RootsWeb's Guide to
Tracing Family Trees

Article by Myra Vanderpool Gormley, CG

This article may be linked to, but do not post it to mailing lists, newsgroups, your friends or family. Do not republish it in any format.

Los Angeles Times Syndicate, 1989

Myra Vanderpool Gormley is a certified genealogist, syndicated columnist and feature writer for the Los Angeles Times Syndicate and has written more than a thousand articles on the subject of genealogy. She is editor of RootsWeb Review.


Love and Marriage in Colonial America

By Myra Vanderpool Gormley, CG

Marriage — the ceremony and the customs surrounding it — took on a variety of forms in Colonial America. While the English were the largest group in early America, other ethnic groups exerted their influence, particularly in some localities: the Dutch in New York and New Jersey, the Swedes along the Delaware, and the Germans in Pennsylvania, for example.
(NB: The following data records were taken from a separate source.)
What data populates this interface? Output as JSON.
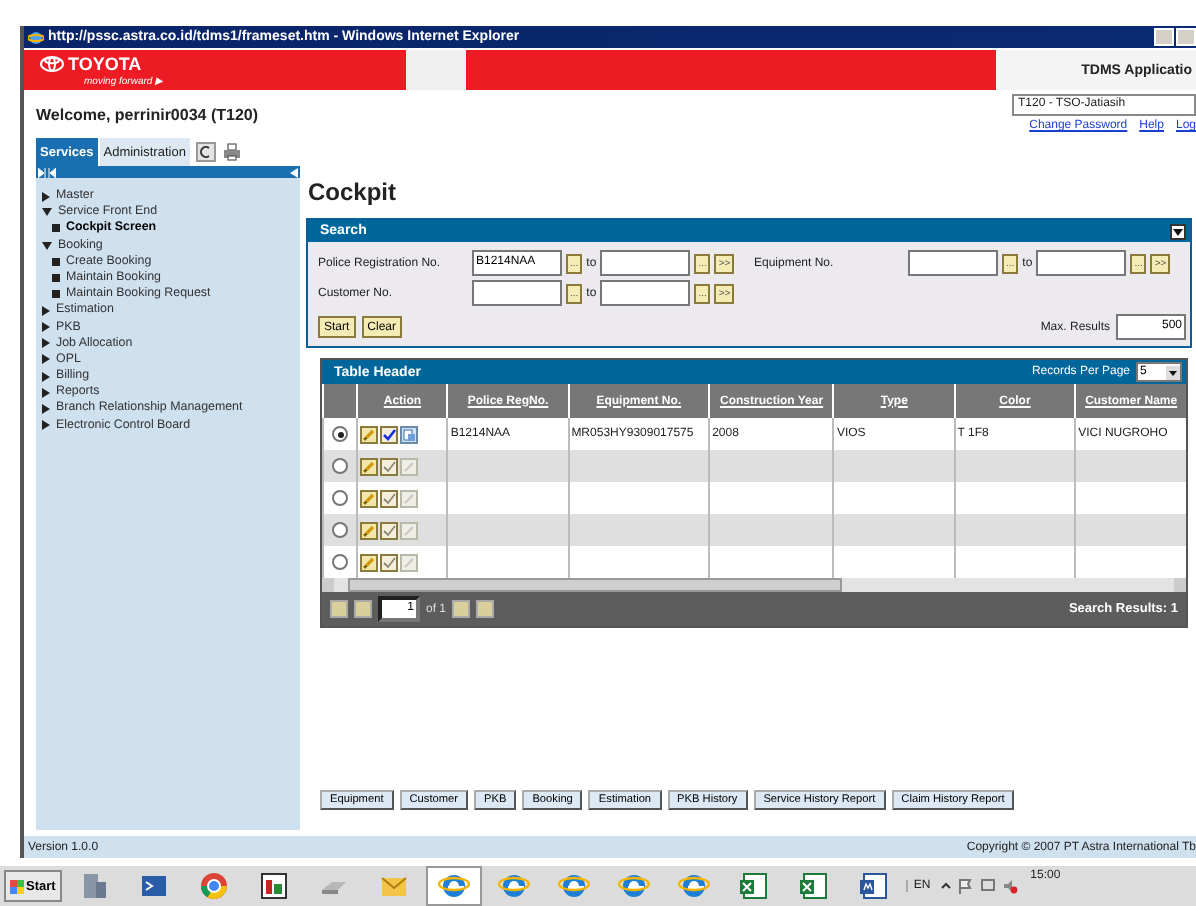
{
  "window": {
    "title": "http://pssc.astra.co.id/tdms1/frameset.htm - Windows Internet Explorer"
  },
  "header": {
    "brand": "TOYOTA",
    "tagline": "moving forward ▶",
    "app_title": "TDMS Applicatio"
  },
  "welcome": "Welcome, perrinir0034 (T120)",
  "branch": {
    "value": "T120 - TSO-Jatiasih"
  },
  "links": [
    "Change Password",
    "Help",
    "Log"
  ],
  "tabs": [
    {
      "label": "Services",
      "selected": true
    },
    {
      "label": "Administration",
      "selected": false
    }
  ],
  "sidebar": {
    "items": [
      {
        "label": "Master",
        "kind": "folder",
        "expanded": false,
        "selected": false
      },
      {
        "label": "Service Front End",
        "kind": "folder",
        "expanded": true,
        "selected": false,
        "children": [
          {
            "label": "Cockpit Screen",
            "kind": "page",
            "selected": true
          }
        ]
      },
      {
        "label": "Booking",
        "kind": "folder",
        "expanded": true,
        "selected": false,
        "children": [
          {
            "label": "Create Booking",
            "kind": "page",
            "selected": false
          },
          {
            "label": "Maintain Booking",
            "kind": "page",
            "selected": false
          },
          {
            "label": "Maintain Booking Request",
            "kind": "page",
            "selected": false
          }
        ]
      },
      {
        "label": "Estimation",
        "kind": "folder",
        "expanded": false,
        "selected": false
      },
      {
        "label": "PKB",
        "kind": "folder",
        "expanded": false,
        "selected": false
      },
      {
        "label": "Job Allocation",
        "kind": "folder",
        "expanded": false,
        "selected": false
      },
      {
        "label": "OPL",
        "kind": "folder",
        "expanded": false,
        "selected": false
      },
      {
        "label": "Billing",
        "kind": "folder",
        "expanded": false,
        "selected": false
      },
      {
        "label": "Reports",
        "kind": "folder",
        "expanded": false,
        "selected": false
      },
      {
        "label": "Branch Relationship Management",
        "kind": "folder",
        "expanded": false,
        "selected": false
      },
      {
        "label": "Electronic Control Board",
        "kind": "folder",
        "expanded": false,
        "selected": false
      }
    ]
  },
  "page_title": "Cockpit",
  "search": {
    "title": "Search",
    "fields": [
      {
        "label": "Police Registration No.",
        "from": "B1214NAA",
        "from_lookup": "...",
        "to_label": "to",
        "to_lookup": "...",
        "multi": ">>"
      },
      {
        "label": "Equipment No.",
        "from_lookup": "...",
        "to_label": "to",
        "to_lookup": "...",
        "multi": ">>"
      },
      {
        "label": "Customer No.",
        "from_lookup": "...",
        "to_label": "to",
        "to_lookup": "...",
        "multi": ">>"
      }
    ],
    "buttons": [
      "Start",
      "Clear"
    ],
    "max_results_label": "Max. Results",
    "max_results": "500"
  },
  "table": {
    "title": "Table Header",
    "records_per_page_label": "Records Per Page",
    "records_per_page": "5",
    "columns": [
      "",
      "Action",
      "Police RegNo.",
      "Equipment No.",
      "Construction Year",
      "Type",
      "Color",
      "Customer Name"
    ],
    "rows": [
      {
        "selected": true,
        "actions_enabled": true,
        "cells": [
          "",
          "",
          "B1214NAA",
          "MR053HY9309017575",
          "2008",
          "VIOS",
          "T 1F8",
          "VICI NUGROHO"
        ]
      },
      {
        "selected": false,
        "actions_enabled": false,
        "cells": []
      },
      {
        "selected": false,
        "actions_enabled": false,
        "cells": []
      },
      {
        "selected": false,
        "actions_enabled": false,
        "cells": []
      },
      {
        "selected": false,
        "actions_enabled": false,
        "cells": []
      }
    ],
    "page": "1",
    "page_of": "of 1",
    "results": "Search Results: 1"
  },
  "bottom_buttons": [
    "Equipment",
    "Customer",
    "PKB",
    "Booking",
    "Estimation",
    "PKB History",
    "Service History Report",
    "Claim History Report"
  ],
  "status_bar": {
    "version": "Version 1.0.0",
    "copyright": "Copyright © 2007 PT Astra International Tb"
  },
  "taskbar": {
    "start": "Start",
    "apps": [
      {
        "kind": "server",
        "selected": false
      },
      {
        "kind": "shell",
        "selected": false
      },
      {
        "kind": "chrome",
        "selected": false
      },
      {
        "kind": "vnc",
        "selected": false
      },
      {
        "kind": "drive",
        "selected": false
      },
      {
        "kind": "mail",
        "selected": false
      },
      {
        "kind": "browser",
        "selected": true
      },
      {
        "kind": "browser",
        "selected": false
      },
      {
        "kind": "browser",
        "selected": false
      },
      {
        "kind": "browser",
        "selected": false
      },
      {
        "kind": "browser",
        "selected": false
      },
      {
        "kind": "sheet",
        "selected": false
      },
      {
        "kind": "sheet",
        "selected": false
      },
      {
        "kind": "doc",
        "selected": false
      }
    ],
    "language": "EN",
    "time": "15:00"
  }
}
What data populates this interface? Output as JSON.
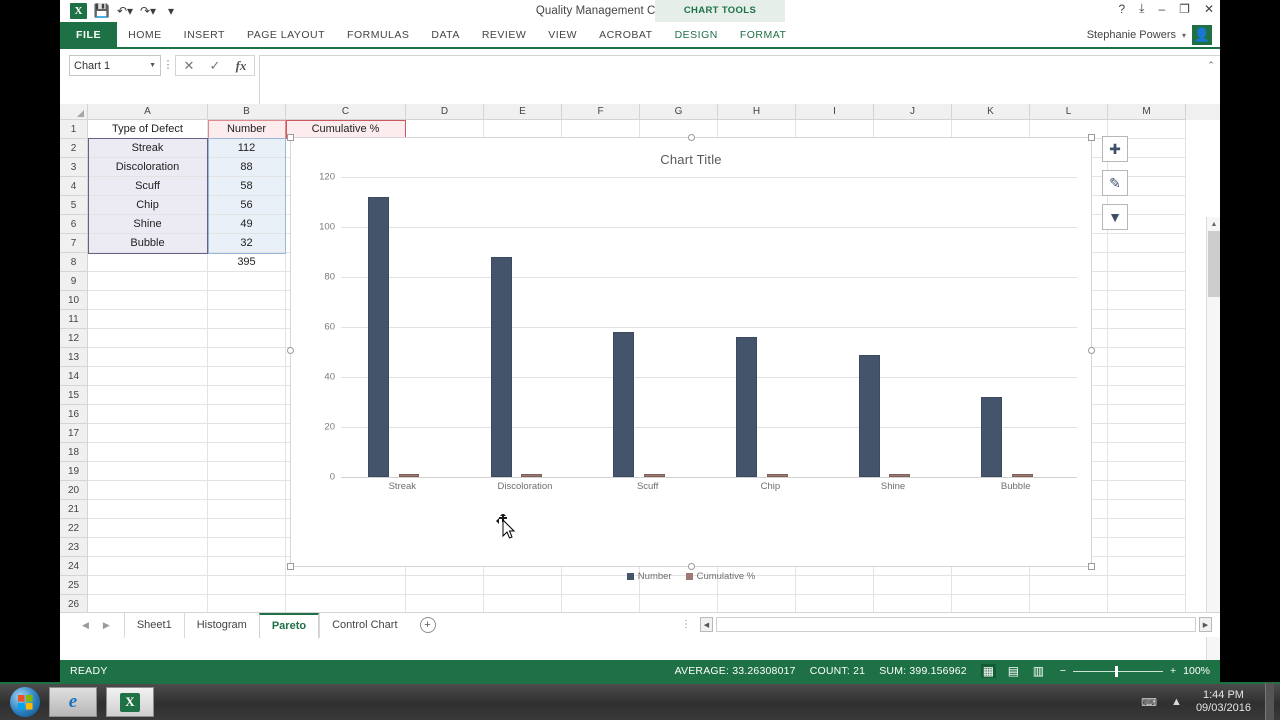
{
  "window": {
    "title": "Quality Management Charts.xlsx - Excel",
    "quick_access": [
      "excel-logo",
      "save-icon",
      "undo-icon",
      "redo-icon",
      "customize-icon"
    ],
    "controls": [
      "help-icon",
      "ribbon-display-icon",
      "minimize-icon",
      "restore-icon",
      "close-icon"
    ],
    "control_glyphs": {
      "help": "?",
      "ribbon": "⤓",
      "minimize": "–",
      "restore": "❐",
      "close": "✕"
    }
  },
  "contextual": {
    "banner": "CHART TOOLS",
    "tabs": [
      "DESIGN",
      "FORMAT"
    ]
  },
  "ribbon": {
    "file_tab": "FILE",
    "tabs": [
      "HOME",
      "INSERT",
      "PAGE LAYOUT",
      "FORMULAS",
      "DATA",
      "REVIEW",
      "VIEW",
      "ACROBAT"
    ]
  },
  "account": {
    "name": "Stephanie Powers",
    "caret": "▾"
  },
  "formula_bar": {
    "name_box_value": "Chart 1",
    "cancel_glyph": "✕",
    "enter_glyph": "✓",
    "function_glyph": "fx",
    "formula_value": "",
    "expand_glyph": "⌃"
  },
  "grid": {
    "columns": [
      "A",
      "B",
      "C",
      "D",
      "E",
      "F",
      "G",
      "H",
      "I",
      "J",
      "K",
      "L",
      "M"
    ],
    "rows": [
      1,
      2,
      3,
      4,
      5,
      6,
      7,
      8,
      9,
      10,
      11,
      12,
      13,
      14,
      15,
      16,
      17,
      18,
      19,
      20,
      21,
      22,
      23,
      24,
      25,
      26
    ],
    "data": [
      {
        "row": 1,
        "A": "Type of Defect",
        "B": "Number",
        "C": "Cumulative %"
      },
      {
        "row": 2,
        "A": "Streak",
        "B": "112",
        "C": ""
      },
      {
        "row": 3,
        "A": "Discoloration",
        "B": "88",
        "C": ""
      },
      {
        "row": 4,
        "A": "Scuff",
        "B": "58",
        "C": ""
      },
      {
        "row": 5,
        "A": "Chip",
        "B": "56",
        "C": ""
      },
      {
        "row": 6,
        "A": "Shine",
        "B": "49",
        "C": ""
      },
      {
        "row": 7,
        "A": "Bubble",
        "B": "32",
        "C": ""
      },
      {
        "row": 8,
        "A": "",
        "B": "395",
        "C": ""
      }
    ]
  },
  "chart_data": {
    "type": "bar",
    "title": "Chart Title",
    "categories": [
      "Streak",
      "Discoloration",
      "Scuff",
      "Chip",
      "Shine",
      "Bubble"
    ],
    "series": [
      {
        "name": "Number",
        "values": [
          112,
          88,
          58,
          56,
          49,
          32
        ],
        "color": "#44546a"
      },
      {
        "name": "Cumulative %",
        "values": [
          0.28,
          0.51,
          0.65,
          0.8,
          0.92,
          1.0
        ],
        "color": "#9e7b72"
      }
    ],
    "ylim": [
      0,
      120
    ],
    "yticks": [
      0,
      20,
      40,
      60,
      80,
      100,
      120
    ],
    "xlabel": "",
    "ylabel": "",
    "grid": true,
    "legend_position": "bottom"
  },
  "chart_buttons": [
    {
      "name": "chart-elements",
      "glyph": "✚"
    },
    {
      "name": "chart-styles",
      "glyph": "✎"
    },
    {
      "name": "chart-filters",
      "glyph": "▼"
    }
  ],
  "sheet_tabs": {
    "prev_glyph": "◀",
    "next_glyph": "▶",
    "tabs": [
      "Sheet1",
      "Histogram",
      "Pareto",
      "Control Chart"
    ],
    "active": "Pareto",
    "add_glyph": "+",
    "dots_glyph": "⋮",
    "scroll_left_glyph": "◀",
    "scroll_right_glyph": "▶"
  },
  "status_bar": {
    "state": "READY",
    "average": "AVERAGE: 33.26308017",
    "count": "COUNT: 21",
    "sum": "SUM: 399.156962",
    "views": [
      "normal-view",
      "page-layout-view",
      "page-break-view"
    ],
    "view_glyphs": [
      "▦",
      "▤",
      "▥"
    ],
    "zoom_minus": "−",
    "zoom_plus": "+",
    "zoom_level": "100%"
  },
  "taskbar": {
    "start": "start-button",
    "items": [
      "internet-explorer",
      "excel"
    ],
    "ie_glyph": "e",
    "excel_glyph": "X",
    "tray": [
      "keyboard-icon",
      "show-hidden-icons"
    ],
    "keyboard_glyph": "⌨",
    "chevron_glyph": "▲",
    "time": "1:44 PM",
    "date": "09/03/2016"
  },
  "scroll": {
    "up_glyph": "▲",
    "down_glyph": "▼"
  }
}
Of course, some of our ancestors adhered to old English customs — negotiating a dowry, which was then followed by a betrothal (engagement) and finally a wedding. However, soon after the early European settlements of early America began to thrive, the wedding ceremony itself began to change, partly due to ethnicity and religion and partly due to geographic factors.

The Dutch and Germans performed ceremonies in their native languages along with some of the customs from their homelands. The Quakers held weddings in their meetinghouses. There a couple could marry themselves with vows often of their own devising, without the benefit of any clergyman.

In the South for a long time Anglican traditions — based upon the rite in the Book of Common prayer — remained prevalent. However, the customary publication of the banns, which had been used in the old country to notify family, friends, and neighbors about an impending marriage, did not work among the widely dispersed settlements in the colonies. Other means had to be found to spread the word. It is claimed by some historians that the marriage license, issued by the county clerk, was thus created. And by the end of the 17th century this innovation had spread northward into the Middle Colonies.

Weddings in the South differed greatly from those in New England. Customarily they were held in the home of the bride with invitations extended to family and neighbors. After the minister completed the ceremony, the festivities began. There often was card playing and dancing, followed by an elegant supper, some toasts and songs.

People in New England soon began to forsake their old English wedding customs. The Congregationalists held that nothing in the Bible designated marriage as a religious rite, so they made it a civil affair officiated by a magistrate, but without the festivities that were part of Southern weddings.

Women married about the age of 20 to 23 in the early part of the 17th century, though the age tended to drop somewhat in succeeding generations and brides were often a bit younger in particular localities. Women usually spent up to 20 years bearing children and most of their adult life was spent raising them. While there were some large families — 10 to 15 children — in early Colonial days, the average number of children was six or seven. Many children died in infancy or were lost to the various childhood diseases (only slightly more than half of Colonial infants reached adulthood), and most couples suffered the loss of one or more children.

The death rate was high for husbands and wives too. Newlyweds had only a one-in-three chance of living together 10 years. Women often died in childbirth. It is not uncommon to find an ancestor marrying three or four times during this period. A woman needed a husband to provide for her and her children and a man needed a wife to take care of his young children and look after the home and all its chores.

For most of our Colonial ancestors marriage was a partnership in which both labored long and hard to carve out a new home and give their children far more than they ever had. And, each of these couples hanging upon your family tree has a special story — just waiting to be researched and told.

RootsWeb Guide Index to Lessons